Something in his tone made her glance at him. There was a soft smile on his lips and strange intensity in his eyes, glimpses of longing and angst, pleas and promises, doubts. Etta couldn’t quite put her finger on what it was she was seeing but she knew he had never looked at her like that before. Like he was lost.
She leaned in.
E: “Tell me about her. What was her name, what was she like?”
D: “About Angie? Well, she was… tough. Stubborn at times. Overly independent and bossy, too. But she kinda had to be, since mother wasn’t around most of the time. Angie basically raised me on her own.”
D: “But she had another, softer side to her, you know. She was funny. Kind. Selfless and loving, very protective of family, even my mother. Oh and she was a math genius. Ridiculously smart and driven. She was… everything, I guess.”
D: “You remind me of her sometimes.”
His voice was but a whisper when he gently touched her hand.
E: “Tough and bossy, huh?”
D: “No, not that.

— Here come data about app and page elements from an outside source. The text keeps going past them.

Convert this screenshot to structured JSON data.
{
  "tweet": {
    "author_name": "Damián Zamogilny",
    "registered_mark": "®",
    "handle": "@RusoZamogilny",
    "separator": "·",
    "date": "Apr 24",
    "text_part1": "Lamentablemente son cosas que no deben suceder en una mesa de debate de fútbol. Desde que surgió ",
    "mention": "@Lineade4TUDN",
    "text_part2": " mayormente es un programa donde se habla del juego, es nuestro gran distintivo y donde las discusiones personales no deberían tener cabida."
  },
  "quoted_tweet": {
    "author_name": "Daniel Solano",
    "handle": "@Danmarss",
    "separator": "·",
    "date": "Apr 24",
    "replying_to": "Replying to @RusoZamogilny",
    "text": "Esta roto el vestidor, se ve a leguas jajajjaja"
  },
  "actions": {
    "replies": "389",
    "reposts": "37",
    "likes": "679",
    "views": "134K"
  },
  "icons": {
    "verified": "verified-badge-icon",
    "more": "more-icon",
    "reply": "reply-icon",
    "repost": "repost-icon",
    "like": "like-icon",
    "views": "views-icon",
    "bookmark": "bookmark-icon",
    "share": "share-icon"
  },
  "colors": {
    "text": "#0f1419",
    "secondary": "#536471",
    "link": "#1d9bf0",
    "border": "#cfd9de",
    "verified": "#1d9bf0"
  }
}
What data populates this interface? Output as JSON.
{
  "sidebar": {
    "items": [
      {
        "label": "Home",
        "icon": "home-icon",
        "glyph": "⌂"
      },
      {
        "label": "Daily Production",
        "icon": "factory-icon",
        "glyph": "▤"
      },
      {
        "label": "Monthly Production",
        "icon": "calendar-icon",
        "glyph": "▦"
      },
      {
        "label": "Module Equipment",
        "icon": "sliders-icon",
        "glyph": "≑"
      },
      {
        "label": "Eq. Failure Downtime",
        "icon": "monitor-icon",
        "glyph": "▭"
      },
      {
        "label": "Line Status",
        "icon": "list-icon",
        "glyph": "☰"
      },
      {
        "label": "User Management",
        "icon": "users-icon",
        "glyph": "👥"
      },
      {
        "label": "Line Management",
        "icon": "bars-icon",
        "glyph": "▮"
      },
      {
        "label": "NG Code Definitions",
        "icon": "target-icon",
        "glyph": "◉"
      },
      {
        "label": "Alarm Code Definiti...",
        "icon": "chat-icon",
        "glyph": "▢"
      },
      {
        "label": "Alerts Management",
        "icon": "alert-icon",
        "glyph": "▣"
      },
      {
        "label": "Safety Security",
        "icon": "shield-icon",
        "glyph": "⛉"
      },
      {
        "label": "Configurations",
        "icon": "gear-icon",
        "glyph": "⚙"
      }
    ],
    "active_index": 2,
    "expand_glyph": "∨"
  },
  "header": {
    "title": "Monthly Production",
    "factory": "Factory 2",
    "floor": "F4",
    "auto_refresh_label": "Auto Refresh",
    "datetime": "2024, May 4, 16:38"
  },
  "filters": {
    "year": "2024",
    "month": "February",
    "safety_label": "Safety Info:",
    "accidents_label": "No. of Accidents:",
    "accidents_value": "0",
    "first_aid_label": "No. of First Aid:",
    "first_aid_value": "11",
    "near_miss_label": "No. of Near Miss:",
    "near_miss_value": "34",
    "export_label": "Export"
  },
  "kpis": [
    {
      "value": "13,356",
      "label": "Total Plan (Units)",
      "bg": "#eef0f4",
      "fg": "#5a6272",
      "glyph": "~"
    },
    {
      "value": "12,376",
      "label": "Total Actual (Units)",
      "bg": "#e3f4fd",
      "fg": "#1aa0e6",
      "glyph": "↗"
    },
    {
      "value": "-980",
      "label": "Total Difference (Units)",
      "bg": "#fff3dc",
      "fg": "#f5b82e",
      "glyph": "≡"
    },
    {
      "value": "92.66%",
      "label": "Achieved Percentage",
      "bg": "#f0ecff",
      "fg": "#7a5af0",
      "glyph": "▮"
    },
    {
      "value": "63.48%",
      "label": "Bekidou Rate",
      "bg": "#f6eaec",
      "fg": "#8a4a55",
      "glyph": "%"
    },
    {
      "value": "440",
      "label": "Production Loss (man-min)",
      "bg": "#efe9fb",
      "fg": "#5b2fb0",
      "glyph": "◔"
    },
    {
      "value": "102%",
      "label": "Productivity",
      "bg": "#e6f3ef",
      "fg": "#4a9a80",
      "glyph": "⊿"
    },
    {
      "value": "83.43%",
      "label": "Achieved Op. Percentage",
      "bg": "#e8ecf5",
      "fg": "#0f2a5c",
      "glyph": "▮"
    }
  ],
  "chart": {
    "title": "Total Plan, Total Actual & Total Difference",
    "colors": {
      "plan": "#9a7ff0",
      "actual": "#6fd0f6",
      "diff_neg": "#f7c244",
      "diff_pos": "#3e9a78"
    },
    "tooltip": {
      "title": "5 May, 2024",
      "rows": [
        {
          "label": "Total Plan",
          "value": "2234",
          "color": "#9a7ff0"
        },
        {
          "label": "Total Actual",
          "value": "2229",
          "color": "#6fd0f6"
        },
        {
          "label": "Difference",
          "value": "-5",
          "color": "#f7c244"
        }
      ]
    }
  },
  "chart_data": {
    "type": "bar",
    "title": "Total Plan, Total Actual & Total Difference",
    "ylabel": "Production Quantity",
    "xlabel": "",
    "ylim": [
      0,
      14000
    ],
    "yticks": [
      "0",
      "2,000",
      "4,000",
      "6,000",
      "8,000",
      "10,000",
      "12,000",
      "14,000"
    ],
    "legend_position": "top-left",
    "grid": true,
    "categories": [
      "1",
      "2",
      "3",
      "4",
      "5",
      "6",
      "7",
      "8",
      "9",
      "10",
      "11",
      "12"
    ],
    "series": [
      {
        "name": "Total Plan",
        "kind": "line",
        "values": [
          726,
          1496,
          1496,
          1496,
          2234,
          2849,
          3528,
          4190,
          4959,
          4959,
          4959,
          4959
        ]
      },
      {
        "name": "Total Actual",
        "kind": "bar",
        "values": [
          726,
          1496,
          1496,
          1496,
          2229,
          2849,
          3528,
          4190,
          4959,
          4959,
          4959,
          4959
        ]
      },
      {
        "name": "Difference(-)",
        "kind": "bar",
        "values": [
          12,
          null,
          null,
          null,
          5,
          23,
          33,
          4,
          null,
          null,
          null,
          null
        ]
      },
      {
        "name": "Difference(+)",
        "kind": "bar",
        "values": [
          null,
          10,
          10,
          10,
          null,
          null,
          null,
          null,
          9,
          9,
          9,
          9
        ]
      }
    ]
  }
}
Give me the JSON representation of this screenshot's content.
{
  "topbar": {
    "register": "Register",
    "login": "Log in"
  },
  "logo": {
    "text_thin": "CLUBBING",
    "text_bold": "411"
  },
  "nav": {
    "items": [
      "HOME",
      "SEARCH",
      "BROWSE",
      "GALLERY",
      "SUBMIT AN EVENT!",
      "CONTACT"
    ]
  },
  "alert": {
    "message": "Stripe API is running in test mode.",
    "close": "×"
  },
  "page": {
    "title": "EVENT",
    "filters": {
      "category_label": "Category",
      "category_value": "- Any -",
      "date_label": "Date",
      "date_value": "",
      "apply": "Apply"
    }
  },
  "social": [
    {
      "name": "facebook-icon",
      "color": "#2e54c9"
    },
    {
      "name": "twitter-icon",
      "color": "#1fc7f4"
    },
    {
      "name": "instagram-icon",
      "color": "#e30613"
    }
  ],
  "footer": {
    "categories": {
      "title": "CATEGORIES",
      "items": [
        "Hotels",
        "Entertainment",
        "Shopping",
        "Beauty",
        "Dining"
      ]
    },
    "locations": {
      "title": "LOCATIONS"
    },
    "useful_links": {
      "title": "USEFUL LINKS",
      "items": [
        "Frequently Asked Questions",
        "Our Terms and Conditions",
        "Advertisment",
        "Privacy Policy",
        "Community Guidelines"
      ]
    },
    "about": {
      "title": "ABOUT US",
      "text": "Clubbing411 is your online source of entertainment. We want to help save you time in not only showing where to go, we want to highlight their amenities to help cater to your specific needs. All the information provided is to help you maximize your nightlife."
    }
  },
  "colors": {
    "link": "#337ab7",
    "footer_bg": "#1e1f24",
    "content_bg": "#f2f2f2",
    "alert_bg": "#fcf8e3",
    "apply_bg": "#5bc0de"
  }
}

You see, the thing about Angie was… that whenever she went, she was always the most interesting person in the room.”
D: “She had this calm, confident charm about her, that made her presence comforting and at the same time – slightly intimidating. But even to strangers, she felt like home. Like safety. “
“Just like you.”
Etta wanted to object, feeling like she was none of those things he just mentioned, when his weight shifted slightly. It brought him closer to her, so close she could feel the heat of his breath on her face. There was the look in his eyes again, intense and dreamy, that was drawing her in, hypnotizing her, until their lips met in a kiss.
Well, almost. Because in that moment, the door opened wide and hit the bed just a few inches from Etta, who, startled by the unexpected sound, jumped.
Tori: “Hey, noobs!”
Tori’s smiling face appeared seconds after that, informing them the lunch was ready and making fun of their temporary prison. Etta tried her best to act innocent, wondering how much her sister saw.
She got her answer as they were leaving the basement together.
T: “Just… be careful, okay? He’s got quite a reputation and he’s got it for a reason, you know. Whatever he told you, he probably…”
But Etta’s mind was already miles away. She was too astonished by to pay attention to such mundane things as words of advice. She didn’t need those where she was – on cloud nine.